Little brother of the Sacred Heart

The Gospel reveals a new way of being family, based on grace, not begetting. Brother Charles declared himself a "Prodigal son, received not only with kisses, the best robe and the household ring, but sought out by the Blessed Father and brought back from his faraway land."The childhood wound of an absent father surely amplified the discovery. He was a beloved son, and from that flowed the vocation to be a loving brother. It wasn't the result of a moral effort, but a joyful re­sponse to the discovery of the gracious mystery of his being. A Sacred heart had begotten him and it was with that same heart that he would set out in search of his brothers and sisters. The call to brotherhood resonates throughout his life, from his monastic beginnings when he wanted to be a little brother in the house of Nazareth, to the time in Beni Abbes where he want­ed to be known as a universal brother, until his final years in Tamanrasset when he struggled to get the Union of Brothers and Sisters of Jesus off the ground writing, "Each Christian must be an apostle. It isn't a counsel, it's a commandment, the commandment of charity. How can one be an apostle? [...J Above all, by seeing a brother in each human being." Charles said that no word of the gospel impacted his life more deeply than Mt 25. He wrote to his nephew, "When someone poor or sick knocks at the door, it's to Him that I run to open up be­cause, 'whatever you do to one of the least of my brothers you do to me'." In the presence of other people, Charles was never alone. Jesus was always present, giving his relationships the shape and flavour of brotherhood. The fruitful announcement flowed from the renunciation he had made many years earlier.

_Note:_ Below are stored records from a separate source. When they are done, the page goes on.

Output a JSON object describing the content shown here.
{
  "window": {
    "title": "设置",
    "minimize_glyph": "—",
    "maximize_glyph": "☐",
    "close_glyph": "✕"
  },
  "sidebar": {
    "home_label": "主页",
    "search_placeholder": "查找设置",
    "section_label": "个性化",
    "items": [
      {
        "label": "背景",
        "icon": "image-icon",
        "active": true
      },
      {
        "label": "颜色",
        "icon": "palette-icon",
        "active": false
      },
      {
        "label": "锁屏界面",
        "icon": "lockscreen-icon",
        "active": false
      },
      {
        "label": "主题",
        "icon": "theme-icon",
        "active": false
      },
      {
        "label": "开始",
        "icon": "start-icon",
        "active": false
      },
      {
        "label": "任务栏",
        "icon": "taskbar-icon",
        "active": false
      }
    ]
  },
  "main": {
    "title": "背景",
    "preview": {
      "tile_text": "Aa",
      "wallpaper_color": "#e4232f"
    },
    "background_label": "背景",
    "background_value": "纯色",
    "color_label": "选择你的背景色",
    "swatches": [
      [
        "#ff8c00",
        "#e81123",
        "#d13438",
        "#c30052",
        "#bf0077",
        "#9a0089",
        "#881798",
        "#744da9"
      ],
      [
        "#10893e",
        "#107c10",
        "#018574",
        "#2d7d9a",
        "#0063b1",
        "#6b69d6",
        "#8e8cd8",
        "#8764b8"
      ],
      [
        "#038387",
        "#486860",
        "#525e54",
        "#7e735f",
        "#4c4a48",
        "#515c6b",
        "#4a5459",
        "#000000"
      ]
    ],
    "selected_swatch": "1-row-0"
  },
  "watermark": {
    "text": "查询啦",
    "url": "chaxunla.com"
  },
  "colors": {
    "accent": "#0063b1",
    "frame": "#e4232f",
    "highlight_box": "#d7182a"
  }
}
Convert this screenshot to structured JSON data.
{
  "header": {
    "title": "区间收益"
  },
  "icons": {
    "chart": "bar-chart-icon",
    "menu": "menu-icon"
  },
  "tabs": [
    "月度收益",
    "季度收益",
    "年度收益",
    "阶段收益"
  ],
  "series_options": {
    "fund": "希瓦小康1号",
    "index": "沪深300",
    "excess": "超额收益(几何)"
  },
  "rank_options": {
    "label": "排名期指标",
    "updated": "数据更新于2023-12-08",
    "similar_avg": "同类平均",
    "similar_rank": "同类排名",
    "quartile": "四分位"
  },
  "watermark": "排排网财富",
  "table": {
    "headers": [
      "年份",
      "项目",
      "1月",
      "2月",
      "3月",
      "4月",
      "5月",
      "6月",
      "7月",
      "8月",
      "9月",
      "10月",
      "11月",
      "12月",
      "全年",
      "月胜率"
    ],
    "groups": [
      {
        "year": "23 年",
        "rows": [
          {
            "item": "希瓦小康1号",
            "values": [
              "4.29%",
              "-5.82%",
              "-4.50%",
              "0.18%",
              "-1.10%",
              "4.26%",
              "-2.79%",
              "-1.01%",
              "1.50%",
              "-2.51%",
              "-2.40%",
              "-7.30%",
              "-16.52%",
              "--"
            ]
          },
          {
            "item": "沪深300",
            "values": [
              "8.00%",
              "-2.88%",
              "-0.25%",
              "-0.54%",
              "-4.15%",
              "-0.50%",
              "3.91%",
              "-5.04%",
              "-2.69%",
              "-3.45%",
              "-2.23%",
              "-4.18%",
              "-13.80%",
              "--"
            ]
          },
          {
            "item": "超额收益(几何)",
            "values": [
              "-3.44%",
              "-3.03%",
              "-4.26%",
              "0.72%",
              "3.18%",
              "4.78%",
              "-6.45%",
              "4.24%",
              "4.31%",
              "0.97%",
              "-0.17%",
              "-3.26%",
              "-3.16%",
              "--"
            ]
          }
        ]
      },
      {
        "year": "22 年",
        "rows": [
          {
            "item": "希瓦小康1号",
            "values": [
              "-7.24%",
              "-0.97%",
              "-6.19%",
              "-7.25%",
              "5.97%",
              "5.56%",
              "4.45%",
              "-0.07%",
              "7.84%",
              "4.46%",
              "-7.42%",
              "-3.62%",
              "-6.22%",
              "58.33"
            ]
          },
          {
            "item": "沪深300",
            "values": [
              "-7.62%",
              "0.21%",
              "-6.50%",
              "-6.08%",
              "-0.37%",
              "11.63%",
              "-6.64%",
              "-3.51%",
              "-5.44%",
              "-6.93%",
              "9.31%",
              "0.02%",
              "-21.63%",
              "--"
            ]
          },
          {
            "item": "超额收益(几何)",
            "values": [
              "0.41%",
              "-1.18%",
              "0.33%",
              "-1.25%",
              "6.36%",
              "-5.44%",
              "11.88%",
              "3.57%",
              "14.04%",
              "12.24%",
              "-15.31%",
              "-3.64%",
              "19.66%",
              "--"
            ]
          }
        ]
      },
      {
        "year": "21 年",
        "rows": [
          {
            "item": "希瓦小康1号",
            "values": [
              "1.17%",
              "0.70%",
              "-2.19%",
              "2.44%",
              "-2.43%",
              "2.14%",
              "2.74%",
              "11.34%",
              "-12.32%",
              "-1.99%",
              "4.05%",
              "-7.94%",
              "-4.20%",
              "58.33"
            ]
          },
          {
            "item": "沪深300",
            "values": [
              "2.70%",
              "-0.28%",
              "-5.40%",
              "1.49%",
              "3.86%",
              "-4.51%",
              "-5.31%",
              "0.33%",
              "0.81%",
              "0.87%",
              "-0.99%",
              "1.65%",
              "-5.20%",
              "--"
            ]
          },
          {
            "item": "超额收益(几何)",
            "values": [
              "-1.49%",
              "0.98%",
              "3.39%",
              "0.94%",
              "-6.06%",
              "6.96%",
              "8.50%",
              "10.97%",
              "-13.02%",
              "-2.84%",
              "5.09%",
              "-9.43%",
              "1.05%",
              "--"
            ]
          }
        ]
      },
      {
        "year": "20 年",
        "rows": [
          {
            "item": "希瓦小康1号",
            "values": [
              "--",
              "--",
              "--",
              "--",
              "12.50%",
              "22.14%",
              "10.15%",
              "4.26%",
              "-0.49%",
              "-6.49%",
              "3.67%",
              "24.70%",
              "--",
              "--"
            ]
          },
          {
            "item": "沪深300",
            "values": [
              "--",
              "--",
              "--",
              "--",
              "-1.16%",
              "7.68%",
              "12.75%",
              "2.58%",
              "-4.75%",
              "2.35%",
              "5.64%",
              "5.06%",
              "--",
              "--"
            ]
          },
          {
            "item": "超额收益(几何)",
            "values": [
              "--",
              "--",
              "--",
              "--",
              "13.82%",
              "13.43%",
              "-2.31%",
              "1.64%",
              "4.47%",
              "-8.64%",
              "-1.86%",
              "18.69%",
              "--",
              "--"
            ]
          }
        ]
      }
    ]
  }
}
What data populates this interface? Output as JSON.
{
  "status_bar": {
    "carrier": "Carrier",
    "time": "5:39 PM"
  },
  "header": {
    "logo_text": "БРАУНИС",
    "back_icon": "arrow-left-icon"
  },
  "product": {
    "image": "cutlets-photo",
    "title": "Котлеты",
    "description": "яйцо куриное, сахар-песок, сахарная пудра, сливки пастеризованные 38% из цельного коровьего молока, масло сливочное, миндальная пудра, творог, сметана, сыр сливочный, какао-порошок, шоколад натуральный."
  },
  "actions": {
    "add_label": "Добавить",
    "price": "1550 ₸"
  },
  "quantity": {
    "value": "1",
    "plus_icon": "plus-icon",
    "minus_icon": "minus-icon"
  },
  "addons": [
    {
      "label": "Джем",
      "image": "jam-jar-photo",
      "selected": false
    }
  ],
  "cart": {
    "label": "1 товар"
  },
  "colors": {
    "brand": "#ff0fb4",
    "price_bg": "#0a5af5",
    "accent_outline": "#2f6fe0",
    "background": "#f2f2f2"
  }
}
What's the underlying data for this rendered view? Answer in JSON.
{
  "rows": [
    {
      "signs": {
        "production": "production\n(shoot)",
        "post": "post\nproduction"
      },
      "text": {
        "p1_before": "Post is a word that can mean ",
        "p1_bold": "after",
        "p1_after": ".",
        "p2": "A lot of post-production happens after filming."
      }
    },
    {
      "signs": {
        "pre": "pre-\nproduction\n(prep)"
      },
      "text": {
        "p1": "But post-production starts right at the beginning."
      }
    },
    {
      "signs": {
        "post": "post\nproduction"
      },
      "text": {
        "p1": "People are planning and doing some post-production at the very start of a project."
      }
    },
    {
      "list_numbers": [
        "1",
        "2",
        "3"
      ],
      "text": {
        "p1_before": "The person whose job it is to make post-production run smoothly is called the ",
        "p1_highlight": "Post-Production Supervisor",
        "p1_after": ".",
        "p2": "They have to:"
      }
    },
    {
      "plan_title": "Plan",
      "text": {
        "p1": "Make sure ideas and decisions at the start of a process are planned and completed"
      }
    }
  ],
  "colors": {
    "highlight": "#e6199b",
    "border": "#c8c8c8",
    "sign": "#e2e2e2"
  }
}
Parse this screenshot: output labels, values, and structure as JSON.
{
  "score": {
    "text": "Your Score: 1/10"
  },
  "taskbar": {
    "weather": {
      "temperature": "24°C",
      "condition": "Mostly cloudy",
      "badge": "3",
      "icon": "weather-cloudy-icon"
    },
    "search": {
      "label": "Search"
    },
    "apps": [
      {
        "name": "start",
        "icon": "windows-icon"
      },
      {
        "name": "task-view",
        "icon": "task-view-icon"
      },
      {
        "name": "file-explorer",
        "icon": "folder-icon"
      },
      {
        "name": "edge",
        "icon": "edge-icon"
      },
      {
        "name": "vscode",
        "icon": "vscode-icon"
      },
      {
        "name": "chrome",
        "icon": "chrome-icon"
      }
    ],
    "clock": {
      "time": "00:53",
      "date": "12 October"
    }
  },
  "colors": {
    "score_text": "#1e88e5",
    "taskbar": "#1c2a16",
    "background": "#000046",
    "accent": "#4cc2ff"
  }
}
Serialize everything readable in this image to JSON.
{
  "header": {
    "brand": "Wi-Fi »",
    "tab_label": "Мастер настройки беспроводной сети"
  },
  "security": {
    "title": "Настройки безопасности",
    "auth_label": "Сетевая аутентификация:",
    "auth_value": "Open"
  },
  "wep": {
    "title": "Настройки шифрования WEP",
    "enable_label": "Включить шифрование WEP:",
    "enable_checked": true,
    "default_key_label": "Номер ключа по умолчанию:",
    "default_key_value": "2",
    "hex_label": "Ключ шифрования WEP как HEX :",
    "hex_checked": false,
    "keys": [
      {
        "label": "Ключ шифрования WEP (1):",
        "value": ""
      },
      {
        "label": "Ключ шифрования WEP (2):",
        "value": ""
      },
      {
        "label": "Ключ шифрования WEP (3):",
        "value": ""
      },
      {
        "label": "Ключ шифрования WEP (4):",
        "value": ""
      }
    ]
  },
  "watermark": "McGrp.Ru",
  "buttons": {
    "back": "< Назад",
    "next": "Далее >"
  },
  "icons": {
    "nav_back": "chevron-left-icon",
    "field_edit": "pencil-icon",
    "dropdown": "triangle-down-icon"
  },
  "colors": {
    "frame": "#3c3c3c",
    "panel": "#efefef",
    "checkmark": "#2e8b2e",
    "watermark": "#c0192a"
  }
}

Announcing with your whole life

If Charles' message was that of a fraternity sprung from a divine Heart, it's not with words that he announced it. In Nazareth he contemplated Jesus crying the Gospel with his life and that's what he wanted to imitate. It was also the only form of evangelisation allowed by the Muslim setting in which he always lived. Isaiah reminds us of the sterility of an announce­ment that consists in words alone and isn't borne by the flesh. It's just ideology As a pregnant woman near her time of delivery writhes and cries out in her pangs, so have we been, LORD, in your eyes: we have been pregnant, we have writhed, but we have given birth on­ly to wind: we have not given salvation to the earth, no inhabitants for the world have been brought to birth. Is 26:17-18 We know with what patience and passion Charles submitted to the yoke of the Word so that it would become incarnate in his whole manner of being. But somehow that wasn't enough. He needed to also speak the language of his milieu so that that word might be comprehensible. It was a matter of imitating Jesus of Nazareth. Jesus consecrated 30 years of his life to receiving that title. Like Francis ofAssisi or Anthony of Padua, Charles needed to become of Tamanrasset. He wrote to his Bishop, "Residing alone in the place is something good. You achieve some­thing even without doing a lot, because you start to belong." Coming from him, this sentence always remains a bit surprising because it wasn't his usual way of expressing himself. It was a discovery. In order to cry the gospel, the Word needed to become flesh in Charles. But that flesh needed to speak the local language in order to be understood. To be a universal brother isn't to float above all divisions, but it means rooting yourself. It's only when you belong that you can start to be universal, open to others. [img_assist|nid=2359|title=|desc=|link=none|align=left|width=250|height=191]Between the Word of God and the Tuareg language, Charles found himself in a Trinitarian space, a fruitful breach opened in our world by the words of our beloved brother and Lord Je­sus. It's up to us to follow him.